At the same time, it is important to note that the threat information also came ahead of the Eid celebration at the end of the Muslim holy month of Ramadan, which will be occurring later this week and just over a month before the anniversary of Al-Qaeda’s Sept. 11, 2001, attacks on a US ambassador and the American Embassy in Benghazi, Libya. In this sense, the alert may have been motivated by legitimate concern, even if hard data was lacking,

us_embassy_closings_yemenAnd the US is hardly the only nation responding to the warning seriously. The threat also has prompted some European countries to close their embassies in Yemen, where one of the most dangerous al-Qaeda affiliates is based. Interpol, the France-based international police agency, also issued a global security alert advising member states to increase vigilance against attacks after a series of prison breaks in Iraq, Libya and Pakistan.

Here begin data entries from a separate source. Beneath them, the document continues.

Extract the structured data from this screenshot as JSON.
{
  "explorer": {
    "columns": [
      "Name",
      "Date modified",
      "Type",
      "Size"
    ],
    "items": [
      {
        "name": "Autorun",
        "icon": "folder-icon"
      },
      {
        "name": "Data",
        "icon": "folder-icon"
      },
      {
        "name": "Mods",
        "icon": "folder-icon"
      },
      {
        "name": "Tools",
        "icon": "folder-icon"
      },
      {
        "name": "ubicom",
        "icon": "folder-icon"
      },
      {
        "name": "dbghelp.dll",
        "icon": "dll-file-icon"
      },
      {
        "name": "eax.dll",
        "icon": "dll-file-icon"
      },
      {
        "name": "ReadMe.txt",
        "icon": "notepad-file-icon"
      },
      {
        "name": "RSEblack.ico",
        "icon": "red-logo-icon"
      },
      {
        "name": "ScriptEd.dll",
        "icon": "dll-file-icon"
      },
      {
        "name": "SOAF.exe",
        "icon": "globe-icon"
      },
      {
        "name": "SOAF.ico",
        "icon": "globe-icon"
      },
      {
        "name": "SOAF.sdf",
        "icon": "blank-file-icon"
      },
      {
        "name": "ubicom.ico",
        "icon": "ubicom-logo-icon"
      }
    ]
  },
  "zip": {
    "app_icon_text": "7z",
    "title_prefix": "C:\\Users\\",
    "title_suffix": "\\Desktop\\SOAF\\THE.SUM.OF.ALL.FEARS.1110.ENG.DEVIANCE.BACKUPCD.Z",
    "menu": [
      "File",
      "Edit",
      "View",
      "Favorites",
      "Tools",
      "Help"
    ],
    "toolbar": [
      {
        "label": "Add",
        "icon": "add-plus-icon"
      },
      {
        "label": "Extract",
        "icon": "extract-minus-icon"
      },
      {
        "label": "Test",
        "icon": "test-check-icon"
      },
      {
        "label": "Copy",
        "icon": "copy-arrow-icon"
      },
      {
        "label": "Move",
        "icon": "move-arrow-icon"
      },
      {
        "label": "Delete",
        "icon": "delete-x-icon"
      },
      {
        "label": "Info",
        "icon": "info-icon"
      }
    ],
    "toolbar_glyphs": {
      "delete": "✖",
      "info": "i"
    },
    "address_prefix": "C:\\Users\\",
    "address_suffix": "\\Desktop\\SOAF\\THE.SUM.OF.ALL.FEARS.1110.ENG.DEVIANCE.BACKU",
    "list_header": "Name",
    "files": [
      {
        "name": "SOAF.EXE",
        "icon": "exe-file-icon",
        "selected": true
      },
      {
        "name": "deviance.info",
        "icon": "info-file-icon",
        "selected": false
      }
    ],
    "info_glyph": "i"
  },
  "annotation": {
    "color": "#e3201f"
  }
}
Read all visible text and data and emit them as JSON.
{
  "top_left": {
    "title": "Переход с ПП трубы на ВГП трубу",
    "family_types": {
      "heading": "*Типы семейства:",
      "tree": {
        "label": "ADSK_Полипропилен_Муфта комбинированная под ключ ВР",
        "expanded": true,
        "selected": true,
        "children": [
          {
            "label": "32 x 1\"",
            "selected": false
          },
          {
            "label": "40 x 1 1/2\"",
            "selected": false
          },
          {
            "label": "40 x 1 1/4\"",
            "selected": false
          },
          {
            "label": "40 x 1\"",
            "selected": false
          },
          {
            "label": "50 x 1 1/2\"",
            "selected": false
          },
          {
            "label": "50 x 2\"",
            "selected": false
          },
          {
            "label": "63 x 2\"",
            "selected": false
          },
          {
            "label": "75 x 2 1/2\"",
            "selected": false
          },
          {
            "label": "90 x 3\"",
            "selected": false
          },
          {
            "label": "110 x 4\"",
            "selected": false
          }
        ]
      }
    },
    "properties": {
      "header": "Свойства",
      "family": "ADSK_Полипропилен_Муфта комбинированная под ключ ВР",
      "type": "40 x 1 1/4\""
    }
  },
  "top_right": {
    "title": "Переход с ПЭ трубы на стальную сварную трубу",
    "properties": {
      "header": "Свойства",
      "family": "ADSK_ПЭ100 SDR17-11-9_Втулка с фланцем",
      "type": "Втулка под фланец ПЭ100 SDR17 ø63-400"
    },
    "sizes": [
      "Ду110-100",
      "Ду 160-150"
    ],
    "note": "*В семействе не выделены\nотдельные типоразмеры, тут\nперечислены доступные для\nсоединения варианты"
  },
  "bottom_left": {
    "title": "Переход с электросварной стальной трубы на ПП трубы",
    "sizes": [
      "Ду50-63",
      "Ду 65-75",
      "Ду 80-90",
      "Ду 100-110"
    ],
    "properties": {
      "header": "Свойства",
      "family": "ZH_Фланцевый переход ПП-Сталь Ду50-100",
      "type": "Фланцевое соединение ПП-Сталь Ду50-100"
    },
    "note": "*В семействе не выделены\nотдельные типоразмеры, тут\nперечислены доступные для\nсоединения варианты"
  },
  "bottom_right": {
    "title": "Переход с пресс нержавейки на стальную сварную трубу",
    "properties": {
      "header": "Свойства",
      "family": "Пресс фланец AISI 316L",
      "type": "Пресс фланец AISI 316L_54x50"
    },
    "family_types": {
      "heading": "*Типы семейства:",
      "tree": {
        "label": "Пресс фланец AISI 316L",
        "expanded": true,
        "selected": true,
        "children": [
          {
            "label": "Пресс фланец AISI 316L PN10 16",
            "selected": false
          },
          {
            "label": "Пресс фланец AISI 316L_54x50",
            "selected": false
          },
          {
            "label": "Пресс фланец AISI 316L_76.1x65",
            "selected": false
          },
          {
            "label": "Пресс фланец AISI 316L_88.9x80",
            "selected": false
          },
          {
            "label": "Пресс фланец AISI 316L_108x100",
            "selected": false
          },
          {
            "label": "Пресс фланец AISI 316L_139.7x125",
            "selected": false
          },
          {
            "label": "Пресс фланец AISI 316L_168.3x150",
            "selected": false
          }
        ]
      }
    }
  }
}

The advisory prompted Canada’s Foreign Affairs Department to release its own warning this past Saturday for travelers and diplomats in the Middle East and North Africa region. In addition, the Canadian high commission office in Bangladesh was closed on Sunday, since Pakistan was one of several nations outside of the Middle East and North Africa to be named in the advisory.

A few things are certain at this point though: neither the threat of terrorism nor all that’s done in response to it are even close to being resolved. In addition, the controversy surrounding the response and whether or not it constitutes an overreaction or a calculated curtailment of people’s civil rights and liberties, is not over either. Not by a long shot.

Sources: cbc.ca, (2), washingtonpost.com, theguardian.com